During an interview, John Lennon revealed he liked talking to reporters with Yoko Ono at his side. In response, a reporter wondered why he couldn’t be apart from Ono. John responded by talking about love, groupies, and his music.
John Lennon preferred Yoko Ono to groupies
The book Lennon Remembers is a lengthy interview Rolling Stone’s Jann S. Wenner conducted with John. Ono occasionally chimes in. At one point, Wenner asks John if he wants to take a break from their discussion. John said he’d rather keep going. After all, he liked doing an interview with Ono at his side. Wenner then asked John why he couldn’t be apart from Ono.
“I can be, but I don’t wish to be,” John replied. “There is no reason on earth why I should be without her.
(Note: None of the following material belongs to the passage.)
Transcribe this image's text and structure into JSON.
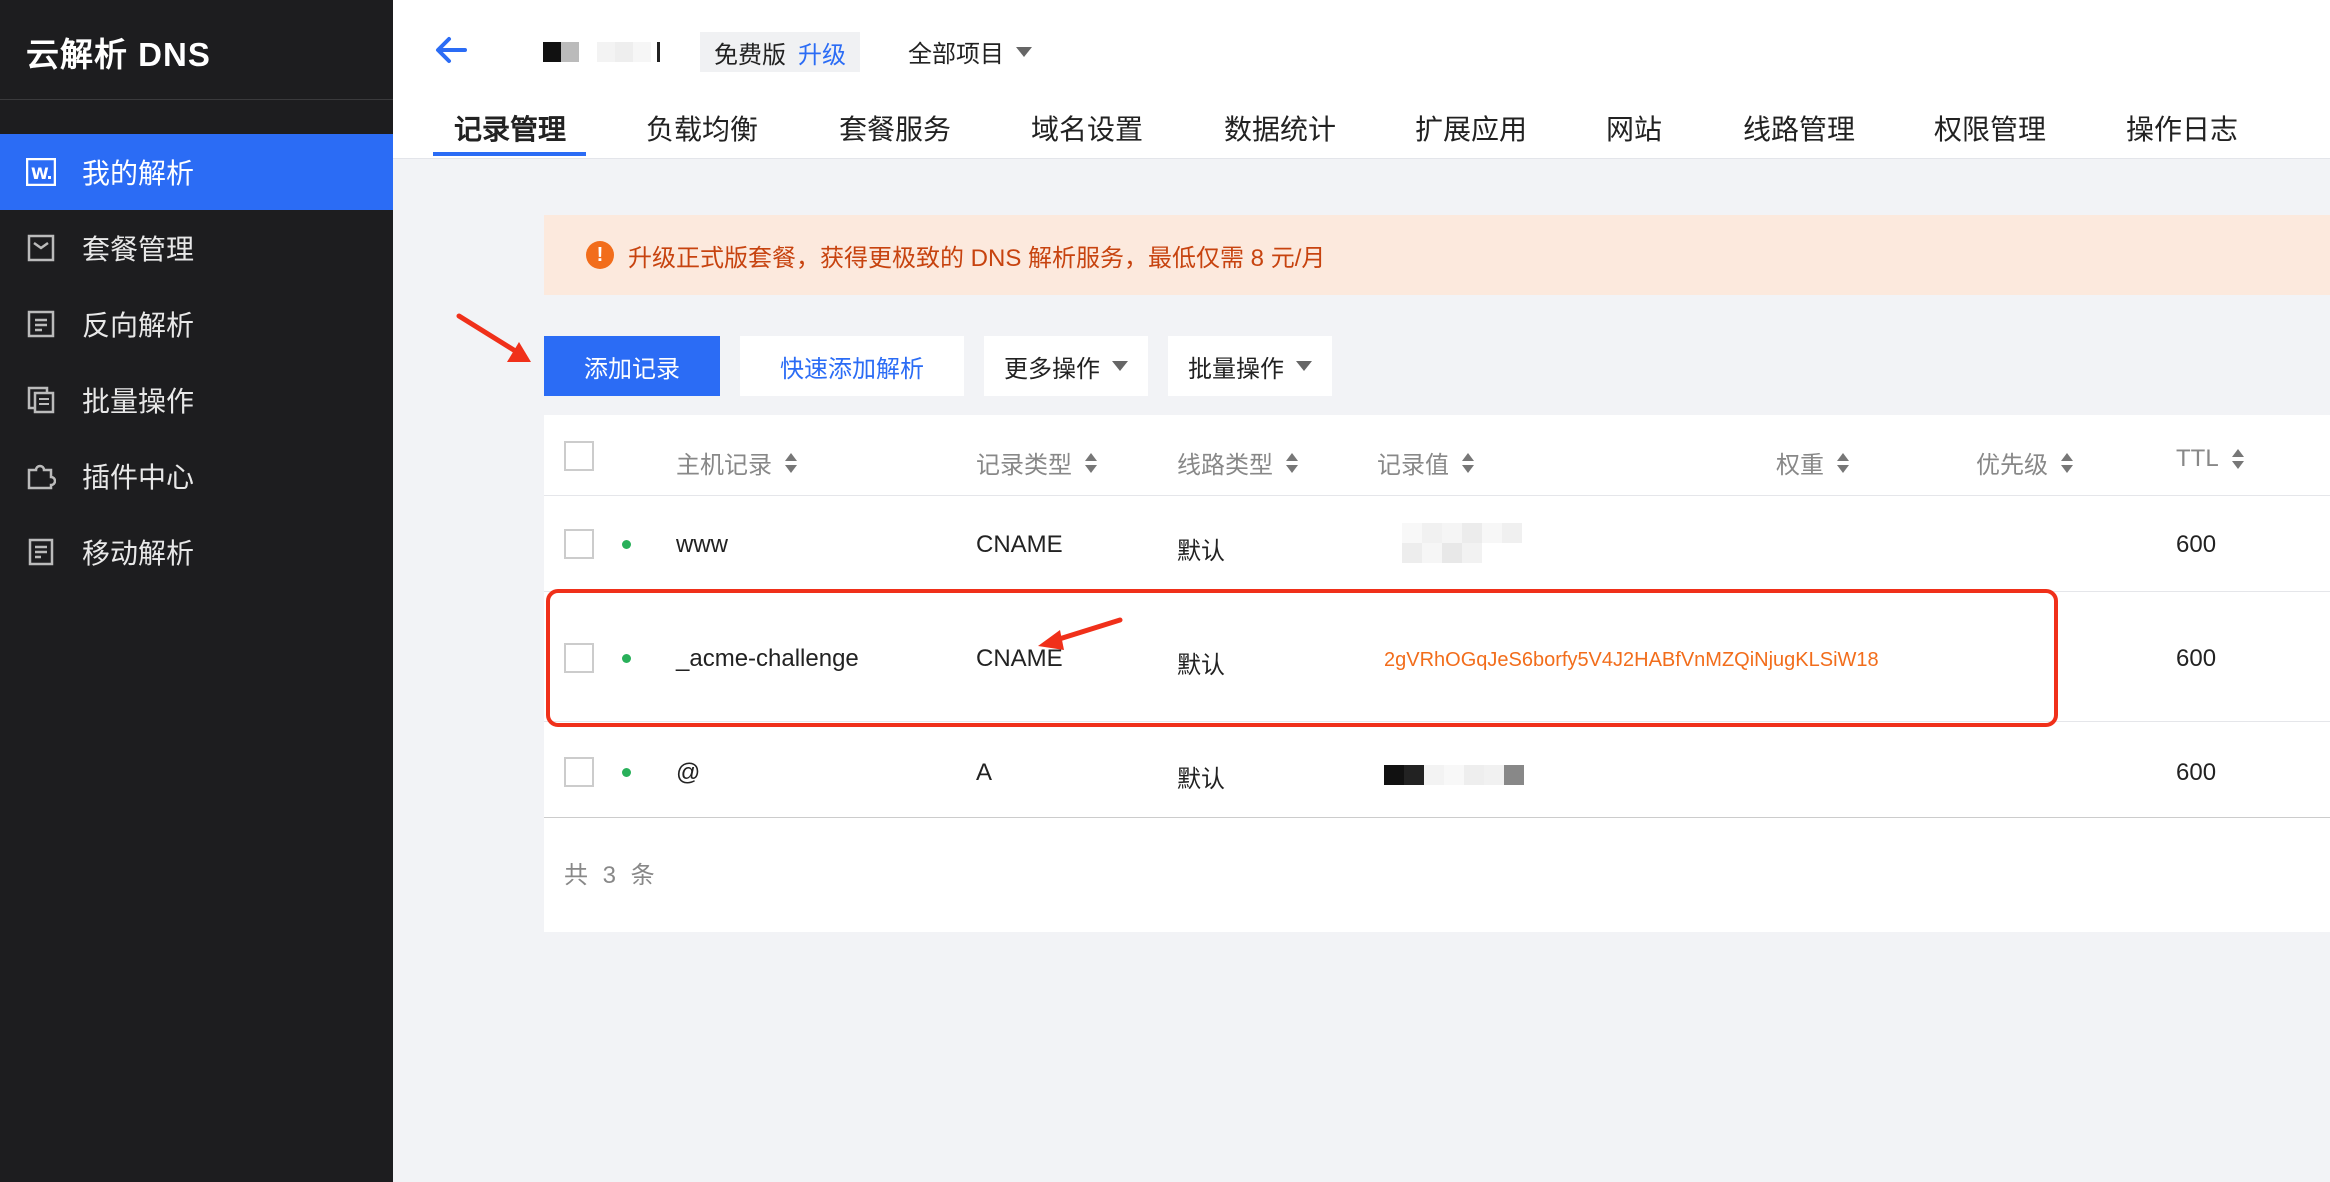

There is nothing more important than our relationship, nothing. And we dig being together all the time.”
John gave fans insight into his feelings about love. “And both of us could survive apart, but what for?” he added. “I’m not going to sacrifice love, real love, for any f—— whore or any friend, or any business, because in the end you’re alone at night. Neither of us want to be and you can’t fill the bed with groupies, that doesn’t work. I don’t want to be a swinger. Like I said in the song, I’ve been through it all and nothing works better than to have somebody you love hold you.”
Which song was John Lennon talking about?
It’s not clear which song John referred to. He might’ve been talking about The Beatles’ “All You Need Is Love.” He also could’ve been discussing “P.S. I Love You,” an early Beatles hit which mentions holding someone tight.
According to Blank on Blank, John gave a separate interview where he connected “All You Need Is Love” to Ono. He said he understood love in an abstract way when he sang that song before he met Ono. “It’s like anything, you sing about it first or write about it first, and find out what you were talking about after,” he said.
What was Yoko Ono’s involvement in her husband’s music?
Ono was a major part of John’s life romantically and creatively. They crafted several albums together, specifically Unfinished Music No. 1: Two Virgins, Unfinished Music No. 2: Life with the Lion, Wedding Album, Some Time in New York City, and Double Fantasy. Ono even produced John’s posthumous album Milk and Honey.
The Official Charts Company reports Double Fantasy was a huge hit in the United Kingdom, peaking at No. 1 and staying on the charts for 36 weeks. Their collaborative song “Happy Xmas (War Is Over)” was a massive hit as well, charting in the U.K. in 1972, 2003, and 2007.
John didn’t want to be without Ono — and she didn’t leave his side when he was making music.